When a University Mathematics Department Adopted Core Mathematics Courses of an Unintentionally Constructionist Nature: Really?

Chantal Buteau, Eric Muller, Neil Marshall
2015 Digital Experiences in Mathematics Education  
In a sequence of core mathematics courses instituted in 2001 at Brock University, students learn to design, program and use interactive computer environments, in order to investigate a self-stated mathematical conjecture, a concept, a theorem or a real-world situation. In this article, we provide documentation for the complete implementation process (design and adoption, actual implementation and student outcomes) of these technology-rich courses, underlining that their development occurred

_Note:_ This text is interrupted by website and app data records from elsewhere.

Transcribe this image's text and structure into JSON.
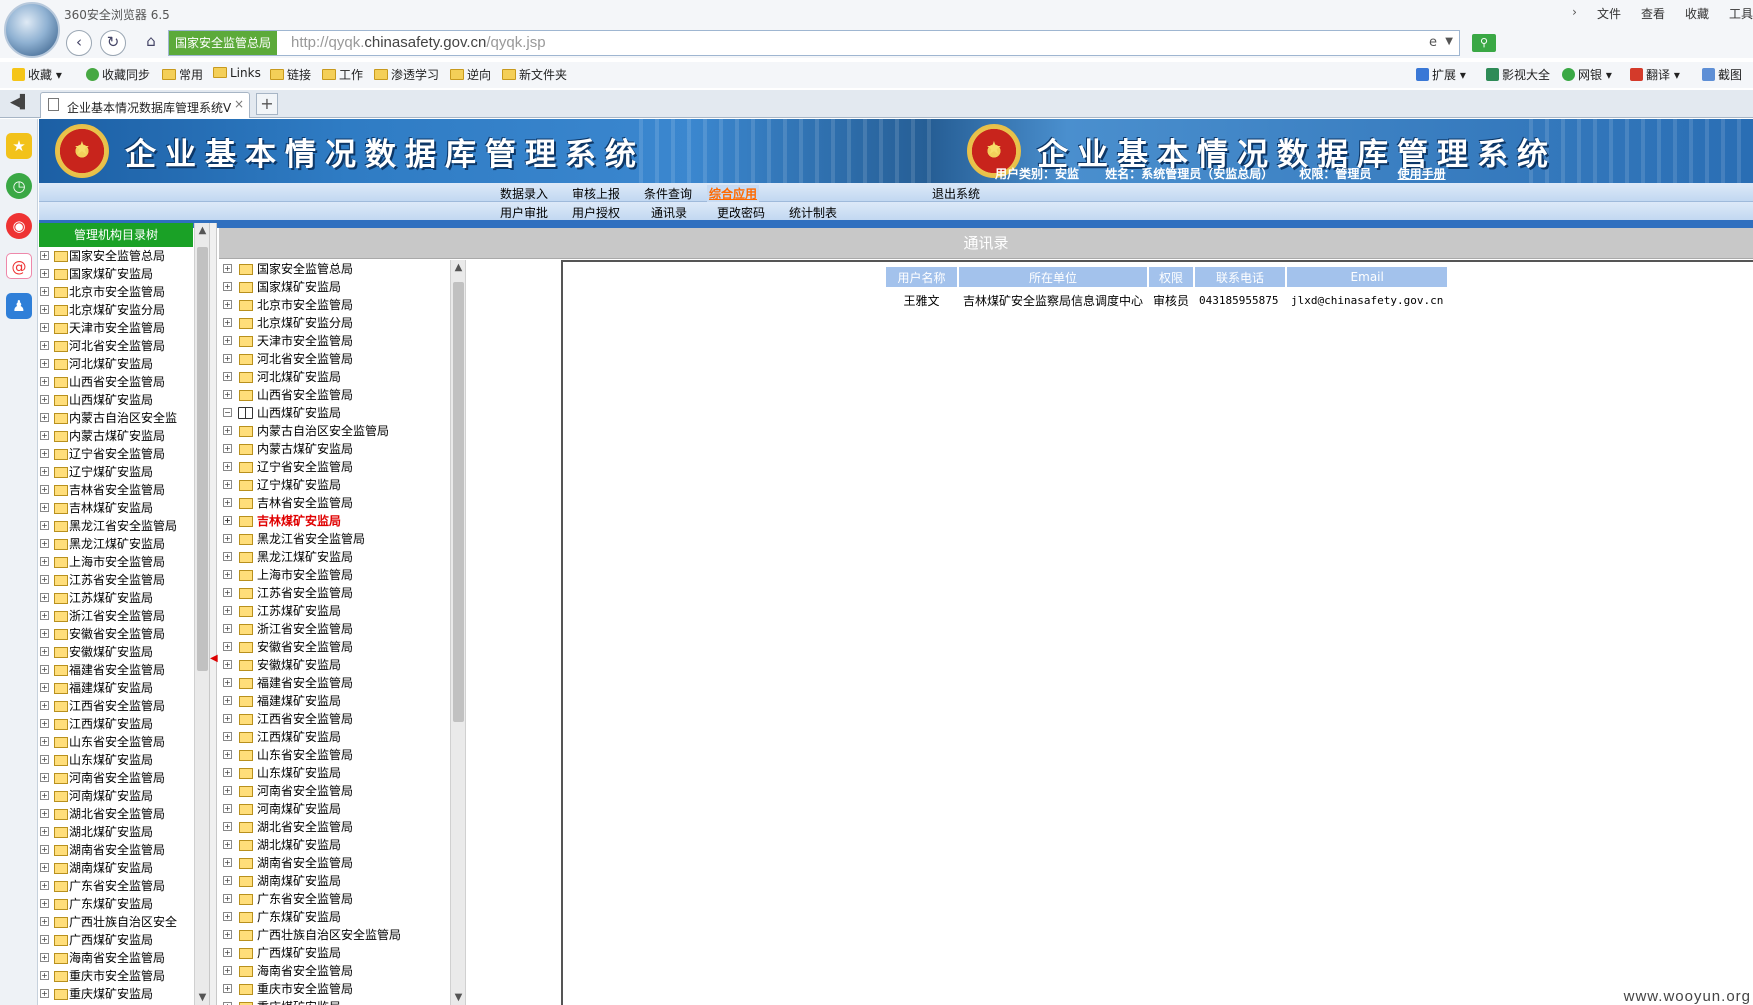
{
  "browser": {
    "name": "360安全浏览器 6.5",
    "window_menu": [
      "文件",
      "查看",
      "收藏",
      "工具"
    ],
    "site_tag": "国家安全监管总局",
    "url_prefix": "http://qyqk.",
    "url_domain": "chinasafety.gov.cn",
    "url_path": "/qyqk.jsp",
    "bookmarks": [
      "收藏",
      "收藏同步",
      "常用",
      "Links",
      "链接",
      "工作",
      "渗透学习",
      "逆向",
      "新文件夹"
    ],
    "bookmark_tools": [
      "扩展",
      "影视大全",
      "网银",
      "翻译",
      "截图"
    ],
    "tab_title": "企业基本情况数据库管理系统V",
    "tab_close": "×",
    "new_tab": "+"
  },
  "app": {
    "title": "企业基本情况数据库管理系统",
    "user_type": "用户类别：安监",
    "user_name": "姓名：系统管理员（安监总局）",
    "permission": "权限：管理员",
    "manual_link": "使用手册",
    "menu_row1": [
      "数据录入",
      "审核上报",
      "条件查询",
      "综合应用",
      "退出系统"
    ],
    "active_menu": "综合应用",
    "menu_row2": [
      "用户审批",
      "用户授权",
      "通讯录",
      "更改密码",
      "统计制表"
    ]
  },
  "left_tree": {
    "header": "管理机构目录树",
    "items": [
      "国家安全监管总局",
      "国家煤矿安监局",
      "北京市安全监管局",
      "北京煤矿安监分局",
      "天津市安全监管局",
      "河北省安全监管局",
      "河北煤矿安监局",
      "山西省安全监管局",
      "山西煤矿安监局",
      "内蒙古自治区安全监",
      "内蒙古煤矿安监局",
      "辽宁省安全监管局",
      "辽宁煤矿安监局",
      "吉林省安全监管局",
      "吉林煤矿安监局",
      "黑龙江省安全监管局",
      "黑龙江煤矿安监局",
      "上海市安全监管局",
      "江苏省安全监管局",
      "江苏煤矿安监局",
      "浙江省安全监管局",
      "安徽省安全监管局",
      "安徽煤矿安监局",
      "福建省安全监管局",
      "福建煤矿安监局",
      "江西省安全监管局",
      "江西煤矿安监局",
      "山东省安全监管局",
      "山东煤矿安监局",
      "河南省安全监管局",
      "河南煤矿安监局",
      "湖北省安全监管局",
      "湖北煤矿安监局",
      "湖南省安全监管局",
      "湖南煤矿安监局",
      "广东省安全监管局",
      "广东煤矿安监局",
      "广西壮族自治区安全",
      "广西煤矿安监局",
      "海南省安全监管局",
      "重庆市安全监管局",
      "重庆煤矿安监局"
    ]
  },
  "content": {
    "title": "通讯录",
    "mid_tree": [
      "国家安全监管总局",
      "国家煤矿安监局",
      "北京市安全监管局",
      "北京煤矿安监分局",
      "天津市安全监管局",
      "河北省安全监管局",
      "河北煤矿安监局",
      "山西省安全监管局",
      "山西煤矿安监局",
      "内蒙古自治区安全监管局",
      "内蒙古煤矿安监局",
      "辽宁省安全监管局",
      "辽宁煤矿安监局",
      "吉林省安全监管局",
      "吉林煤矿安监局",
      "黑龙江省安全监管局",
      "黑龙江煤矿安监局",
      "上海市安全监管局",
      "江苏省安全监管局",
      "江苏煤矿安监局",
      "浙江省安全监管局",
      "安徽省安全监管局",
      "安徽煤矿安监局",
      "福建省安全监管局",
      "福建煤矿安监局",
      "江西省安全监管局",
      "江西煤矿安监局",
      "山东省安全监管局",
      "山东煤矿安监局",
      "河南省安全监管局",
      "河南煤矿安监局",
      "湖北省安全监管局",
      "湖北煤矿安监局",
      "湖南省安全监管局",
      "湖南煤矿安监局",
      "广东省安全监管局",
      "广东煤矿安监局",
      "广西壮族自治区安全监管局",
      "广西煤矿安监局",
      "海南省安全监管局",
      "重庆市安全监管局",
      "重庆煤矿安监局"
    ],
    "expanded_item": "山西煤矿安监局",
    "selected_item": "吉林煤矿安监局",
    "table": {
      "headers": [
        "用户名称",
        "所在单位",
        "权限",
        "联系电话",
        "Email"
      ],
      "rows": [
        [
          "王雅文",
          "吉林煤矿安全监察局信息调度中心",
          "审核员",
          "043185955875",
          "jlxd@chinasafety.gov.cn"
        ]
      ]
    }
  },
  "watermark": "www.wooyun.org",
  "colors": {
    "banner_blue": "#2f7cc4",
    "tree_header_green": "#1aa126",
    "active_menu_orange": "#ff6a00",
    "selected_red": "#e00000",
    "table_header_blue": "#a3c2ec",
    "site_tag_green": "#5caa3a"
  },
  "icons": {
    "app_sidebar": [
      "star-icon",
      "clock-icon",
      "weibo-icon",
      "mail-icon",
      "qq-icon"
    ]
  }
}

more » ... pendent of ideas from the constructionism and microworld literature. However, we argue for their implicitly constructionist nature and explore the issue of a form of constructionist implementation acceptable to stakeholders in university mathematics education. Results of this exploratory case study propose three dominant elements for an adoptable description: i) students learning (to do) mathematics by programming and conducting their own mathematical explorations; ii) an explicit aim of empowering students articulated in pragmatic ways; iii) an implicit acknowledgement of constructionist student learning (e.g., through the explicit role of the instructor in fostering and valuing student creativity in mathematical work). Very early on in the discussions of the use of digital technology in mathematics education, Papert (1980a) envisioned a reform of mathematics education where students would engage in mathematics learning in a very personal way. Papert (1991) later termed his approach Constructionism, a paradigm Bunique in its attention to the ways in which meanings are generated during individual and collective bricolage with digital
doi:10.1007/s40751-015-0009-x fatcat:wrj5zdowirfzpbhl6ppki752xm